Question, disease culling, end of season.

Just a question, with it being the middle of autumn/fall here many seedlings that were good all spring and summer are showing spots. Would you cull?

Simply a question on whether end of season spots are a problem or expected…being in an climate where evergreens are a thing, unsure about these heading into winter dormancy spots.

Hi Plazbo,

At least in the climate I’m in, not worrying so much about end of season spots has been the general attitude of most breeders. If the rose can hold off disease from exploding for most of the season and it builds a bit by fall, that suggests some good horizontal resistance, which is valuable. If the rose can hold things back pretty good until late fall here and looked good most all the summer, it added a lot of value to the garden. Vertical resistance, which is basically all (no disease at all) or nothing (when it is overcome if the rose has low underlying horizontal resistance it looks terrible), seems to be more easily overcome with a new race coming in or a mutation, etc. Horizontal resistance seems to be more predictable year to year for the most part. Maybe for a really long growing season like yours combining as many vertical resistance genes as possible in single roses is the more desirable approach. So, if they have good horizontal resistance that can be a challenge. If they eventually do get spotty by fall, you have a long time of the growing season yet to come that they look bad and would make people unhappy observing them.
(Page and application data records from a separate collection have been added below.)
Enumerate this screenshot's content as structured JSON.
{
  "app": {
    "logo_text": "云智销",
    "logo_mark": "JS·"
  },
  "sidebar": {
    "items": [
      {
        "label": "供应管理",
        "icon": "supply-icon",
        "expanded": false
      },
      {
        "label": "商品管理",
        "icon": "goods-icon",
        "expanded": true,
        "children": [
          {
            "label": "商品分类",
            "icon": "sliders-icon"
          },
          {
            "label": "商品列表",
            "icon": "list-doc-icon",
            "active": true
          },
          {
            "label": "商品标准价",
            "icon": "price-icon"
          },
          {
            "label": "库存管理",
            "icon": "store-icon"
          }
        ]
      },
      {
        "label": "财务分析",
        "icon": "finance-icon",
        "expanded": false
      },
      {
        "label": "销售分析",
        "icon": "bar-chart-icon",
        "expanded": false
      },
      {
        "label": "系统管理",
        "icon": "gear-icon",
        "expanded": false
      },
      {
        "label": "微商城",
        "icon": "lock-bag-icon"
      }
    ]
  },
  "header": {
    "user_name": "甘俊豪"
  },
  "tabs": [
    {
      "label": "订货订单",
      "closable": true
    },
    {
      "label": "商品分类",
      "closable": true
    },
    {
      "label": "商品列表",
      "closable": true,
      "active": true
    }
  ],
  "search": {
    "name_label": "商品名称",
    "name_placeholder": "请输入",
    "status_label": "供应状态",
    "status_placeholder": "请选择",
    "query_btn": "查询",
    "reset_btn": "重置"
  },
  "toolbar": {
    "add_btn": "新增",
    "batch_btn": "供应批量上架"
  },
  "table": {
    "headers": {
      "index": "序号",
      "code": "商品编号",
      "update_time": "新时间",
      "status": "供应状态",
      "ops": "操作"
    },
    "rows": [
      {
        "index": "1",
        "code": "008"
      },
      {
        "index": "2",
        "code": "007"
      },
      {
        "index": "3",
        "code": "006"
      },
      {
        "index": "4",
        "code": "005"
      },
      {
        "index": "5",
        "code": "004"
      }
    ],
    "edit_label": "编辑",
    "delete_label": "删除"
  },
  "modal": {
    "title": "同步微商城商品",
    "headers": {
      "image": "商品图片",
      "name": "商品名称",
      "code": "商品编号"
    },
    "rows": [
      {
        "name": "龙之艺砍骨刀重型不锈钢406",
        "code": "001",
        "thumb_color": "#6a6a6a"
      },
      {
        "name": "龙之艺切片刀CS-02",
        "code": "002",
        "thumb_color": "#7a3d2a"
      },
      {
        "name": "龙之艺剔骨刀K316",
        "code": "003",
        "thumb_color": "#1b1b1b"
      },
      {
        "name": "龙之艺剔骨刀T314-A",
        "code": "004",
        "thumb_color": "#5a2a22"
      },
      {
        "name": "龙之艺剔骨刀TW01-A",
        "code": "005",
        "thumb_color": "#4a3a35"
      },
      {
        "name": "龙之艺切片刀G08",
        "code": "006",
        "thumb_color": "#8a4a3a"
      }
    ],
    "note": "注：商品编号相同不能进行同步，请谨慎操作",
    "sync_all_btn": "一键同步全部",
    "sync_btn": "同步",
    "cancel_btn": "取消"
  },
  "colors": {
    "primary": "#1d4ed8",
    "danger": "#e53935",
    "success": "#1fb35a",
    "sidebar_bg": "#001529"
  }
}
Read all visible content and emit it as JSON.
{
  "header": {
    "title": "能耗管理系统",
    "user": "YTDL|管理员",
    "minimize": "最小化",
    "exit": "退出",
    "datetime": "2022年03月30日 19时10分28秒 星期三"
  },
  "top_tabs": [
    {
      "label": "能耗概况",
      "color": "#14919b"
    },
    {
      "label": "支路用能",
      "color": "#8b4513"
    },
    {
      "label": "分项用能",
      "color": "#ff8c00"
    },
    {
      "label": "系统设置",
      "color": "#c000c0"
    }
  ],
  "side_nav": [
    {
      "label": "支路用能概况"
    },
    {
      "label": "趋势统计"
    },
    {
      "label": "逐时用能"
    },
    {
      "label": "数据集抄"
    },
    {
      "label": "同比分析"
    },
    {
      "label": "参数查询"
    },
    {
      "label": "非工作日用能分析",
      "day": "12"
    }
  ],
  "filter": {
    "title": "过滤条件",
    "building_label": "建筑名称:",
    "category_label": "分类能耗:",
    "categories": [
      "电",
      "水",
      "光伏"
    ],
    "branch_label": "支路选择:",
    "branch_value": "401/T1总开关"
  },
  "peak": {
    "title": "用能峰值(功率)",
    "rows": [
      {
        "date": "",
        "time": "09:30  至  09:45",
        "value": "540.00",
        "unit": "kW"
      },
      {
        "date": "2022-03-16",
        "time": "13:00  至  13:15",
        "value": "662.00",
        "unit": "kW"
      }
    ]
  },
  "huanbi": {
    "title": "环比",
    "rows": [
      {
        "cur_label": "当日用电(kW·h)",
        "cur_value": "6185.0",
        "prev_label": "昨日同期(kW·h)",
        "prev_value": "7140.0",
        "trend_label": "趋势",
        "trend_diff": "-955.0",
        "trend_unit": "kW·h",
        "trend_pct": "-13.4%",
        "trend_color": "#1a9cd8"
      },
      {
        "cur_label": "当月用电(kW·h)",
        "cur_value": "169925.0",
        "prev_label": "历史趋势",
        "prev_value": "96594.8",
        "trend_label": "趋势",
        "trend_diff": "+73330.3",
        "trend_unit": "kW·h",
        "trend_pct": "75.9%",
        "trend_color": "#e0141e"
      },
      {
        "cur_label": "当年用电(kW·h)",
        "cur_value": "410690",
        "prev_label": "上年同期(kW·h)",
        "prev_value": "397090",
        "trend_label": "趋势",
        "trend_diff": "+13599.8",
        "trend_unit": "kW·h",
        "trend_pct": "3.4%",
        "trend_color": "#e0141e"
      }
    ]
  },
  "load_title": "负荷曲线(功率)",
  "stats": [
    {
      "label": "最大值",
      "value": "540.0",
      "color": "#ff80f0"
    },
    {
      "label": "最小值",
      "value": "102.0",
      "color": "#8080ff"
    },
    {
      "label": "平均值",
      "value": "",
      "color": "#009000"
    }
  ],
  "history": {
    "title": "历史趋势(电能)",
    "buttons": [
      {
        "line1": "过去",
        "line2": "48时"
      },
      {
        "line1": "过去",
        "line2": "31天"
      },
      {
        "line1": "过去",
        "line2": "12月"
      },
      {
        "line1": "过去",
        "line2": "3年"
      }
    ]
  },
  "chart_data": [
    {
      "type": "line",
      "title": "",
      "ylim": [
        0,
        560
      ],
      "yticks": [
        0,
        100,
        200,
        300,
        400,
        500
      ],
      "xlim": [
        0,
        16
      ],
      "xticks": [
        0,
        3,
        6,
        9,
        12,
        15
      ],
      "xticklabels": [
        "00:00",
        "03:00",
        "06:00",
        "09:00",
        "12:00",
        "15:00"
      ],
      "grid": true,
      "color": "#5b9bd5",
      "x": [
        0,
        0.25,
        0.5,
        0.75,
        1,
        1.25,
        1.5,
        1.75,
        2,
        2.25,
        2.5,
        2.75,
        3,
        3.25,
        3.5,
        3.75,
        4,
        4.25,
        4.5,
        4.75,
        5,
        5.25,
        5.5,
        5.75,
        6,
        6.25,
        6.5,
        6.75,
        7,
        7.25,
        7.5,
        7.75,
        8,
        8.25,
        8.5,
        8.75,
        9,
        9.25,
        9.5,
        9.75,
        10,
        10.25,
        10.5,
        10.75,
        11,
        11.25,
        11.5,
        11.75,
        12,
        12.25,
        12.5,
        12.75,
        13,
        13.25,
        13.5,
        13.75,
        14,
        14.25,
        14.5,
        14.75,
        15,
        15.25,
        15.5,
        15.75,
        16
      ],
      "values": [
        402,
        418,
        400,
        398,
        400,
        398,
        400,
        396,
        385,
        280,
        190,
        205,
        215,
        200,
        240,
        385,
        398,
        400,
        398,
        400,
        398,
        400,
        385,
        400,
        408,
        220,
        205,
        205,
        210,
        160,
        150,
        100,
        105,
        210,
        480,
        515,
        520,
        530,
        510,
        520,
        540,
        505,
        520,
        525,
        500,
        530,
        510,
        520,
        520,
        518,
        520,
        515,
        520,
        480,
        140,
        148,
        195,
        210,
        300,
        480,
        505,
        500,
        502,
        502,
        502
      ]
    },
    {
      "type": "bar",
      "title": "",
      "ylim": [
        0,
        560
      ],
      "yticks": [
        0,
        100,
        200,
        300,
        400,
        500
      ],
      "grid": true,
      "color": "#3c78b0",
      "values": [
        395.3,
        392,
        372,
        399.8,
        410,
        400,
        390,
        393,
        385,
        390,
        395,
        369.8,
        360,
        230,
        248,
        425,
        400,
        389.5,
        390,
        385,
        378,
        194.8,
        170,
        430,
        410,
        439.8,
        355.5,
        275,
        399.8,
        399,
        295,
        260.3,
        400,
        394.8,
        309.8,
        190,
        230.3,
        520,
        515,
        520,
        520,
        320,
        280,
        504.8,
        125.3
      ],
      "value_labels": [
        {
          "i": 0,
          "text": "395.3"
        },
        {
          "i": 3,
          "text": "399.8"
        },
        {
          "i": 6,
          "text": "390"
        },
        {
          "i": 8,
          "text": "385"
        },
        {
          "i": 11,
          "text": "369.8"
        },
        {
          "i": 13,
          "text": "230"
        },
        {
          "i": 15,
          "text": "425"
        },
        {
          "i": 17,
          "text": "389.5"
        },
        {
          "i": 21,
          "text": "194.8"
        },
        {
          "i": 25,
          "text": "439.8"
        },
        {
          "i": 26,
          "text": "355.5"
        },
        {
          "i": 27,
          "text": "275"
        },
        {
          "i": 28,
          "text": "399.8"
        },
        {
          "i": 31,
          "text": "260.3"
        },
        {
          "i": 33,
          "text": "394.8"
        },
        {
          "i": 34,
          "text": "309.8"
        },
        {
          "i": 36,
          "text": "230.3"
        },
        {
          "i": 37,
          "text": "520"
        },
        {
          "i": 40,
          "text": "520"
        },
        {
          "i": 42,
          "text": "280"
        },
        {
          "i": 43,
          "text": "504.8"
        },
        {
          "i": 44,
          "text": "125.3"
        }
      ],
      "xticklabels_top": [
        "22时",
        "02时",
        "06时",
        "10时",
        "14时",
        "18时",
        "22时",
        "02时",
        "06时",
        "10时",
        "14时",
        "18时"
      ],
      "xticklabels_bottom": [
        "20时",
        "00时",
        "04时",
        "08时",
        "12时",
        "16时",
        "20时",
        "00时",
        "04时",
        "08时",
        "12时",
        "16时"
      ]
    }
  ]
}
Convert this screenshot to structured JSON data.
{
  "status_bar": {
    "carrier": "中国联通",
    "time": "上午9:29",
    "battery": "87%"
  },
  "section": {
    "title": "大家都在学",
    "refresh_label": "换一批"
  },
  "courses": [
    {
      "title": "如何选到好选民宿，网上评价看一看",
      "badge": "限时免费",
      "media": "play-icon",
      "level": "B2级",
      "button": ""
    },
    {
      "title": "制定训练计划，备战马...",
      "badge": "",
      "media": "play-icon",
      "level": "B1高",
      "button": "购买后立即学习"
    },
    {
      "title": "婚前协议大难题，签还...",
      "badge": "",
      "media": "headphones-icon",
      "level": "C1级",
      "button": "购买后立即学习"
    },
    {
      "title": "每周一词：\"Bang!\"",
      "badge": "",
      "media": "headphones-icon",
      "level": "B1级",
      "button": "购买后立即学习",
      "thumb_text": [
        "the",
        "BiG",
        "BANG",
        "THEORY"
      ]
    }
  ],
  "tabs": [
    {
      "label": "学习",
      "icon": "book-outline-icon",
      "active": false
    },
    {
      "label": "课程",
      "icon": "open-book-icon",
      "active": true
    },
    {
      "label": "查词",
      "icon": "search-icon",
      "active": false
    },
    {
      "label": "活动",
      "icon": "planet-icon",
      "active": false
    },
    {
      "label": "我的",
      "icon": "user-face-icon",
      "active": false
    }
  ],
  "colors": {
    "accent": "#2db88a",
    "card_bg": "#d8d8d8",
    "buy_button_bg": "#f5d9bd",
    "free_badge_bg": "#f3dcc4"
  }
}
If it was me, I’d consider saving the ones that get spotted less fast as others (horizontal resistance) and then try to cross those with roses with different vertical resistance genes to try to combine both types of resistance (plus hopefully beauty, etc.) into your lines.

Thank you. I ditched everything that was spotty earlier in the season, what remains now isn’t particularly bad but is noticeable. I just notice some roses that are deciduous like rugosa, Dagmar Hastrup is spotless, her leaves just yellow and drop, while other rugosa leaves spot and yellow in fall but are fine the rest of the season. So on one hand I know that spotless deciduous leaves are possible but on the other don’t appear to be the standard.

Just trying to wrap my head around practices/preferences from around the world from people who’ve been doing it long enough to know better than myself, see if I could be doing more to prevent future headaches.

Maybe for a really long growing season like yours combining as many vertical resistance genes as possible in single roses is the more desirable approach.

To some extent that’s already happening.

I already use Thornless Multiflora (Rdr1 and Rdr2 due to linkage if I read things correctly) which remains entirely spotless and I don’t have RRD to contend with so that’s a plus. Thornless multiflora will likely be in the lineage of everything I breed in a few generations, just establishing some smaller stature thornless juvenile blooming breeders from it before attempting to bring in other recessives to the primary lines. On a tangent hopefully thornless multiflora will cross with Clinophylla, possibly opens up Bracteata to being more co-operative and then a thornless Bracteata in the f2…curious. I love Bracteata but it’s thorns are a big no.

Sunsprite (Rdr3) is the most saturated least fading yellow here, so is used often for that purpose…Rdr3 isn’t resistant to something here so if Rdr3 is maintained it’ll be accidental, but fingers crossed.

No known source of Rdr4 here at this time, when one becomes available though will be gotten to see how it fares with disease here.

I suspect Eyes For You and Madame Anisette possibly have something, neither spot here but they aren’t fans of the extreme heat. I have a number of MA seedlings which have also remained spotless, possibly is an indicator of some RdrX gene and dominant inheritance.

If they eventually do get spotty by fall, you have a long time of the growing season yet to come that they look bad and would make people unhappy observing them.

11 months of growing season. It’s why I binned Jude The Obscure and never got Julia Child despite it’s praise, both are black bushes in fall here…really unappealing. Jude went so far past spotty, 90%+ of every leaf was just black and didn’t want to drop without some manual assistance. I’m sure it’s a beautiful healthy plant elsewhere but not here in fall.

For what it’s worth, since you mentioned them, both ‘AUSjo’ (Jude the Obscure) and ‘WEKvossutono’ (Julia Child) were spot-riddled nightmares for pretty much the entire growing season in my garden. Of course, not everyone might have my high diversity of black spot strains to work with, but those two were some of the worst performers in terms of disease resistance among all of the roses I’ve grown.

Stefan